|International Classification||C04B35/563, C22C29/14, C04B35/58|
|Cooperative Classification||C04B35/5805, C04B35/645, C04B35/563, C22C29/14|
|European Classification||C22C29/14, C04B35/563, C04B35/645, C04B35/58R|
|Jun 16, 1986||AS||Assignment|
Owner name: MAX-PLANCK-GESELLSCHAFT ZUR FOERDERUNG DER WISSENS
Free format text: ASSIGNMENT OF ASSIGNORS INTEREST;ASSIGNORS:PETZOW, GUNTER;HOFMANN, HEINRICH;WEISS, KURT;REEL/FRAME:004560/0562
Effective date: 19850906
|Oct 31, 1990||FPAY||Fee payment|
Year of fee payment: 4
|Dec 2, 1994||FPAY||Fee payment|
Year of fee payment: 8
|Dec 22, 1998||REMI||Maintenance fee reminder mailed|
|May 30, 1999||LAPS||Lapse for failure to pay maintenance fees|

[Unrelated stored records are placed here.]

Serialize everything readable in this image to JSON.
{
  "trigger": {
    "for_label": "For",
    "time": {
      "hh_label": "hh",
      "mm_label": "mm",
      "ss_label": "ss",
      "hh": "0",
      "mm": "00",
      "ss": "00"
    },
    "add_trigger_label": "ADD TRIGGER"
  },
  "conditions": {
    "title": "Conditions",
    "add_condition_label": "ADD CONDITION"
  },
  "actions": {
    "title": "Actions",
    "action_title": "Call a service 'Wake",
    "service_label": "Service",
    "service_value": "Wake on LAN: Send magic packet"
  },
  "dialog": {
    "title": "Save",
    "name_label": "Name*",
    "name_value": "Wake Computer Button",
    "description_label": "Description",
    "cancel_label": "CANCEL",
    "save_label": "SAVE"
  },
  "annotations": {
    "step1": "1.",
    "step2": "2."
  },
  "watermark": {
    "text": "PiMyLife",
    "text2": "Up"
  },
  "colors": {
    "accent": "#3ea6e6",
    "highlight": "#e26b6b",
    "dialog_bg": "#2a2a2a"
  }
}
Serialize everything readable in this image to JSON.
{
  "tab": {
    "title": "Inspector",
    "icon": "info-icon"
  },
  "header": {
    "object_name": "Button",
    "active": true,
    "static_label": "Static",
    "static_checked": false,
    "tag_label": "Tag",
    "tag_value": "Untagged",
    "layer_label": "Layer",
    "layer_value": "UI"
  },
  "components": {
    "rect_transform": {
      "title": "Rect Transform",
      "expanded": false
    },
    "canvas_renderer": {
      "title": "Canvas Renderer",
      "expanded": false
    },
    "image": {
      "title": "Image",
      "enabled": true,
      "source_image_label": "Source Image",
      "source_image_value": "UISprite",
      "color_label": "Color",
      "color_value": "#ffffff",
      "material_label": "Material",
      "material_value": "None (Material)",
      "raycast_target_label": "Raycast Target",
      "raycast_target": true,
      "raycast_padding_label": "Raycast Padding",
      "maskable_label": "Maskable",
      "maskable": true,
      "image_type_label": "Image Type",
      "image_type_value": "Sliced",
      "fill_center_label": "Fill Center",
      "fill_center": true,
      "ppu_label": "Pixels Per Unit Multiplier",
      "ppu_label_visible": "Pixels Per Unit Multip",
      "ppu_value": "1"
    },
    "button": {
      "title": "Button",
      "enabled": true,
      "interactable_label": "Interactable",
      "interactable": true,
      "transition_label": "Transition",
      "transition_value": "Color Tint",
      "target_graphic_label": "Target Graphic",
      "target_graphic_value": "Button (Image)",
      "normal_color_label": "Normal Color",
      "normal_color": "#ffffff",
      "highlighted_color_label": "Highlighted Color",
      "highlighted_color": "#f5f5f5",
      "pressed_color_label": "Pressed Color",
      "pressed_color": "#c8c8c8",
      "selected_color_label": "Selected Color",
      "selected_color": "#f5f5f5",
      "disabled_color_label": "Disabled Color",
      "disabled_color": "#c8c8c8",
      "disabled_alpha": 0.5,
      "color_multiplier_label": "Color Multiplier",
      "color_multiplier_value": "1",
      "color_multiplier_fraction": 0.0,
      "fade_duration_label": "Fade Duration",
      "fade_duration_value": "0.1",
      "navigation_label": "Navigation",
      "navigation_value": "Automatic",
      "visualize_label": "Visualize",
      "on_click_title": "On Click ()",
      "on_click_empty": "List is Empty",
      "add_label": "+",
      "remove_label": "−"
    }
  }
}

|Jul 27, 1999||FP||Expired due to failure to pay maintenance fee|
Effective date: 19990602